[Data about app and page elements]
━━━━━━━━━━

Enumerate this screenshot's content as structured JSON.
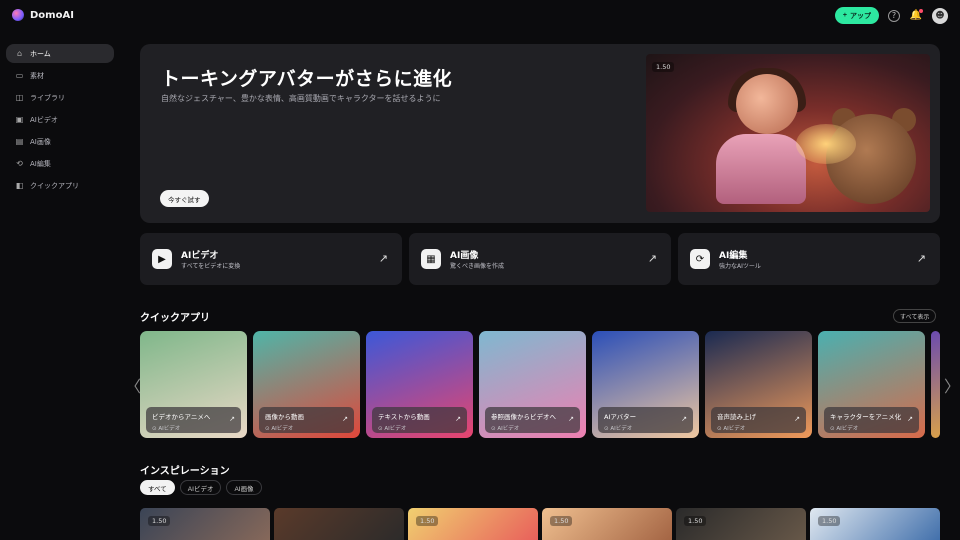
{
  "header": {
    "brand": "DomoAI",
    "upgrade_label": "アップ",
    "upgrade_icon": "+"
  },
  "sidebar": {
    "items": [
      {
        "label": "ホーム",
        "icon": "home-icon",
        "glyph": "⌂",
        "active": true
      },
      {
        "label": "素材",
        "icon": "assets-icon",
        "glyph": "▭",
        "active": false
      },
      {
        "label": "ライブラリ",
        "icon": "library-icon",
        "glyph": "◫",
        "active": false
      },
      {
        "label": "AIビデオ",
        "icon": "video-icon",
        "glyph": "▣",
        "active": false
      },
      {
        "label": "AI画像",
        "icon": "image-icon",
        "glyph": "▤",
        "active": false
      },
      {
        "label": "AI編集",
        "icon": "edit-icon",
        "glyph": "⟲",
        "active": false
      },
      {
        "label": "クイックアプリ",
        "icon": "quick-app-icon",
        "glyph": "◧",
        "active": false
      }
    ]
  },
  "hero": {
    "title": "トーキングアバターがさらに進化",
    "subtitle": "自然なジェスチャー、豊かな表情、高画質動画でキャラクターを話せるように",
    "cta": "今すぐ試す",
    "badge": "1.50"
  },
  "features": [
    {
      "title": "AIビデオ",
      "subtitle": "すべてをビデオに変換",
      "icon": "video-camera-icon",
      "glyph": "▶"
    },
    {
      "title": "AI画像",
      "subtitle": "驚くべき画像を作成",
      "icon": "picture-icon",
      "glyph": "▦"
    },
    {
      "title": "AI編集",
      "subtitle": "強力なAIツール",
      "icon": "magic-edit-icon",
      "glyph": "⟳"
    }
  ],
  "quick_apps": {
    "title": "クイックアプリ",
    "show_all": "すべて表示",
    "items": [
      {
        "name": "ビデオからアニメへ",
        "meta": "⊙ AIビデオ",
        "colors": [
          "#7fb78a",
          "#e9d8c6"
        ]
      },
      {
        "name": "画像から動画",
        "meta": "⊙ AIビデオ",
        "colors": [
          "#4fb5a8",
          "#e0473a"
        ]
      },
      {
        "name": "テキストから動画",
        "meta": "⊙ AIビデオ",
        "colors": [
          "#3c58d8",
          "#e8456e"
        ]
      },
      {
        "name": "参照画像からビデオへ",
        "meta": "⊙ AIビデオ",
        "colors": [
          "#7fb8d0",
          "#ee7fb0"
        ]
      },
      {
        "name": "AIアバター",
        "meta": "⊙ AIビデオ",
        "colors": [
          "#2b4fb8",
          "#f0c8a0"
        ]
      },
      {
        "name": "音声読み上げ",
        "meta": "⊙ AIビデオ",
        "colors": [
          "#1a2a52",
          "#f09a5a"
        ]
      },
      {
        "name": "キャラクターをアニメ化",
        "meta": "⊙ AIビデオ",
        "colors": [
          "#4ab0b0",
          "#d86a4a"
        ]
      }
    ]
  },
  "inspiration": {
    "title": "インスピレーション",
    "filters": [
      {
        "label": "すべて",
        "active": true
      },
      {
        "label": "AIビデオ",
        "active": false
      },
      {
        "label": "AI画像",
        "active": false
      }
    ],
    "items": [
      {
        "badge": "1.50",
        "colors": [
          "#3a4456",
          "#8a6a5a"
        ]
      },
      {
        "badge": "",
        "colors": [
          "#5a3a2a",
          "#2a2a2a"
        ]
      },
      {
        "badge": "1.50",
        "colors": [
          "#f0d070",
          "#e85a5a"
        ]
      },
      {
        "badge": "1.50",
        "colors": [
          "#f0c090",
          "#a06040"
        ]
      },
      {
        "badge": "1.50",
        "colors": [
          "#2a2a2a",
          "#6a5a4a"
        ]
      },
      {
        "badge": "1.50",
        "colors": [
          "#e0e8f0",
          "#3a6aa8"
        ]
      }
    ]
  }
}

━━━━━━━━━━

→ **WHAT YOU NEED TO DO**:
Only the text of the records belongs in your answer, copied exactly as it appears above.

→ **THE COMPLETED TASK**:
Enumerate this screenshot's content as structured JSON.
{
  "header": {
    "brand": "DomoAI",
    "upgrade_label": "アップ",
    "upgrade_icon": "+"
  },
  "sidebar": {
    "items": [
      {
        "label": "ホーム",
        "icon": "home-icon",
        "glyph": "⌂",
        "active": true
      },
      {
        "label": "素材",
        "icon": "assets-icon",
        "glyph": "▭",
        "active": false
      },
      {
        "label": "ライブラリ",
        "icon": "library-icon",
        "glyph": "◫",
        "active": false
      },
      {
        "label": "AIビデオ",
        "icon": "video-icon",
        "glyph": "▣",
        "active": false
      },
      {
        "label": "AI画像",
        "icon": "image-icon",
        "glyph": "▤",
        "active": false
      },
      {
        "label": "AI編集",
        "icon": "edit-icon",
        "glyph": "⟲",
        "active": false
      },
      {
        "label": "クイックアプリ",
        "icon": "quick-app-icon",
        "glyph": "◧",
        "active": false
      }
    ]
  },
  "hero": {
    "title": "トーキングアバターがさらに進化",
    "subtitle": "自然なジェスチャー、豊かな表情、高画質動画でキャラクターを話せるように",
    "cta": "今すぐ試す",
    "badge": "1.50"
  },
  "features": [
    {
      "title": "AIビデオ",
      "subtitle": "すべてをビデオに変換",
      "icon": "video-camera-icon",
      "glyph": "▶"
    },
    {
      "title": "AI画像",
      "subtitle": "驚くべき画像を作成",
      "icon": "picture-icon",
      "glyph": "▦"
    },
    {
      "title": "AI編集",
      "subtitle": "強力なAIツール",
      "icon": "magic-edit-icon",
      "glyph": "⟳"
    }
  ],
  "quick_apps": {
    "title": "クイックアプリ",
    "show_all": "すべて表示",
    "items": [
      {
        "name": "ビデオからアニメへ",
        "meta": "⊙ AIビデオ",
        "colors": [
          "#7fb78a",
          "#e9d8c6"
        ]
      },
      {
        "name": "画像から動画",
        "meta": "⊙ AIビデオ",
        "colors": [
          "#4fb5a8",
          "#e0473a"
        ]
      },
      {
        "name": "テキストから動画",
        "meta": "⊙ AIビデオ",
        "colors": [
          "#3c58d8",
          "#e8456e"
        ]
      },
      {
        "name": "参照画像からビデオへ",
        "meta": "⊙ AIビデオ",
        "colors": [
          "#7fb8d0",
          "#ee7fb0"
        ]
      },
      {
        "name": "AIアバター",
        "meta": "⊙ AIビデオ",
        "colors": [
          "#2b4fb8",
          "#f0c8a0"
        ]
      },
      {
        "name": "音声読み上げ",
        "meta": "⊙ AIビデオ",
        "colors": [
          "#1a2a52",
          "#f09a5a"
        ]
      },
      {
        "name": "キャラクターをアニメ化",
        "meta": "⊙ AIビデオ",
        "colors": [
          "#4ab0b0",
          "#d86a4a"
        ]
      }
    ]
  },
  "inspiration": {
    "title": "インスピレーション",
    "filters": [
      {
        "label": "すべて",
        "active": true
      },
      {
        "label": "AIビデオ",
        "active": false
      },
      {
        "label": "AI画像",
        "active": false
      }
    ],
    "items": [
      {
        "badge": "1.50",
        "colors": [
          "#3a4456",
          "#8a6a5a"
        ]
      },
      {
        "badge": "",
        "colors": [
          "#5a3a2a",
          "#2a2a2a"
        ]
      },
      {
        "badge": "1.50",
        "colors": [
          "#f0d070",
          "#e85a5a"
        ]
      },
      {
        "badge": "1.50",
        "colors": [
          "#f0c090",
          "#a06040"
        ]
      },
      {
        "badge": "1.50",
        "colors": [
          "#2a2a2a",
          "#6a5a4a"
        ]
      },
      {
        "badge": "1.50",
        "colors": [
          "#e0e8f0",
          "#3a6aa8"
        ]
      }
    ]
  }
}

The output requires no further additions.